When I drive to school every morning, I pass an abandoned building that has been spray painted, with an X and then one stroke of a second X, and I wonder, is that fifteen?
Yesterday I chatted for a moment with an old man. I have done this a million times, and had lovely conversations about art, politics, families. This time I asked about his book, and he said, “It’s good, but it makes me kind of dizzy. Not as dizzy as the Clintons make me, though.”
And things deteriorated further as I tried to keep a neutral face, and consider that if he had a patient listener, he might not send anthrax in the mail or some such.
With a group of teachers, we drove around and delivered some swag to students. A bit of happy surprise for them, on a day they were not at school.
On one street, two rather bedraggled white people conducted their deal as if the director had told them, “The audience needs to SEE the baggie AND the drugs.”
I talked with a man from Zimbabwe this week. He said he wished he could take my English out of my head and install it in his, and looking back, I think, it sounds wonderful to have some of my brain removed.
I am teaching English as a second, third, fourth, or fifth language. We’ve had some comedy about the difference between pronouncing “peach” and “bitch,” including me trying to explain that you can only say “bitch” at a dog show, which is, admittedly, a rare language usage occasion, one I haven’t experienced… ever.
A week or so later, a kid wrote a word on his palm and showed it to me. “Yeah, you can’t say that, either,” I told him.

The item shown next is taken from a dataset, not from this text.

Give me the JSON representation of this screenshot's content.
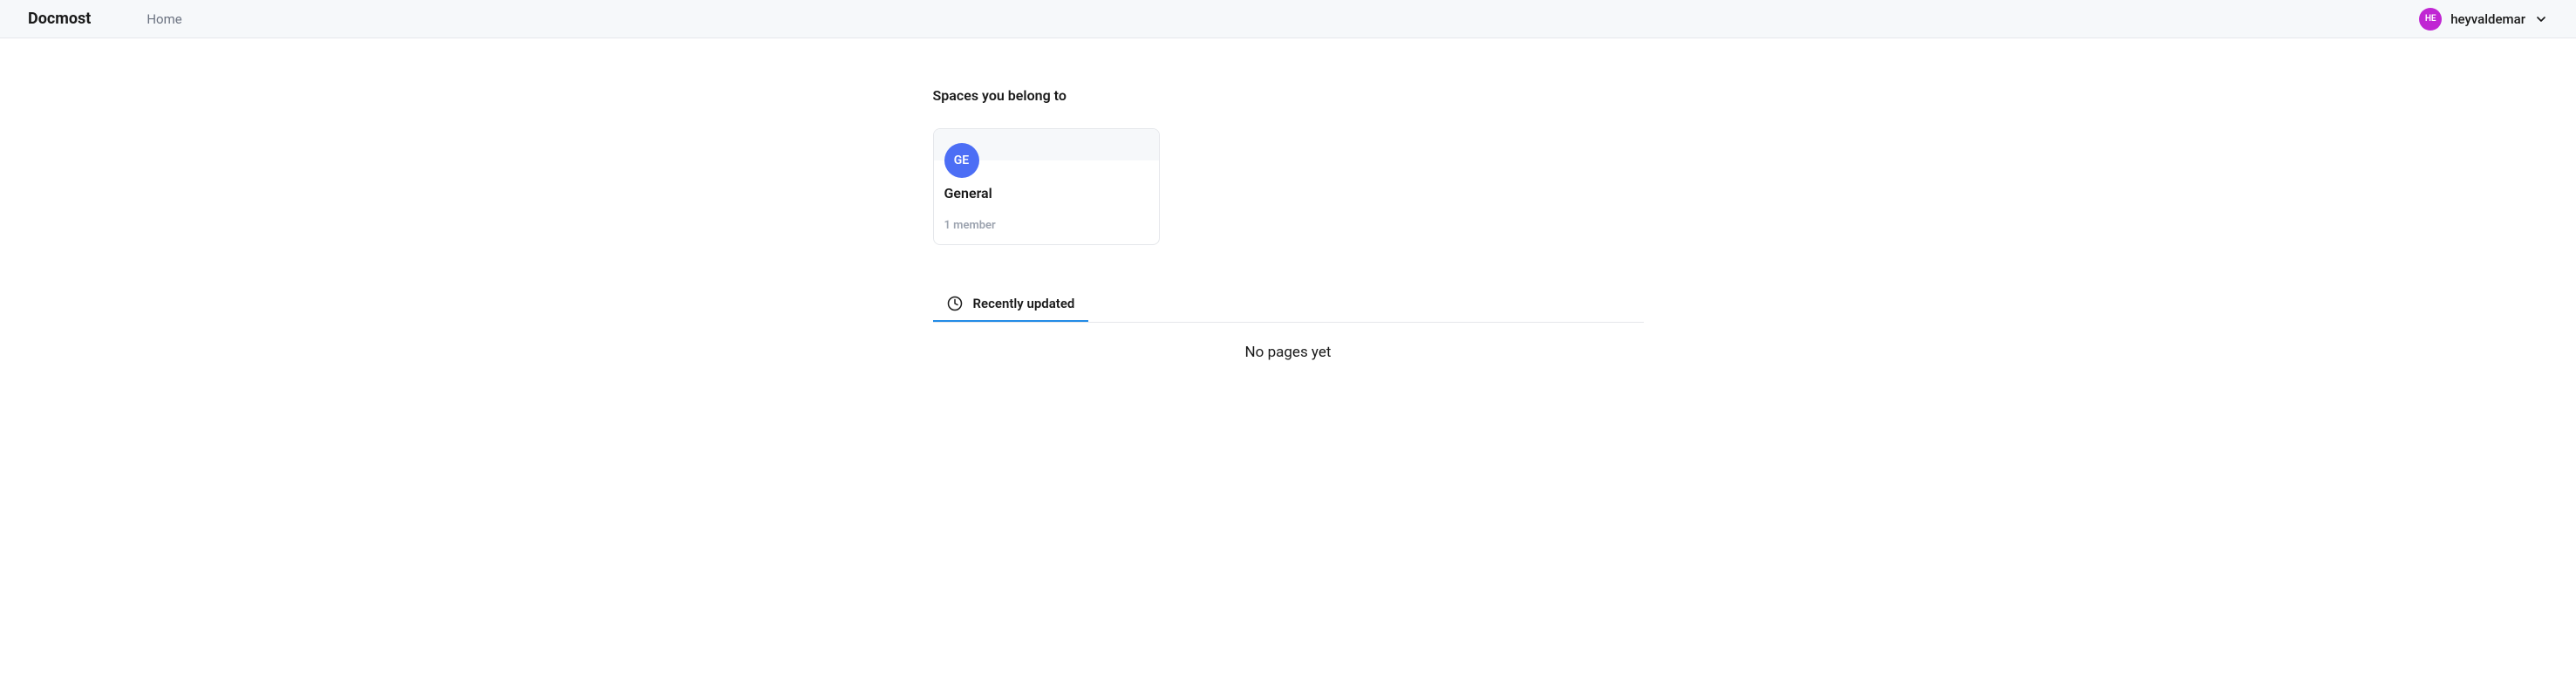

Something about turning 45 has caused me to consider all the things I thought would be cool to have in my house, around the age of 8. So now I browse grandfather clocks, although I don’t really want to own a clock. At least I am staying strong on not having a bubble gum machine.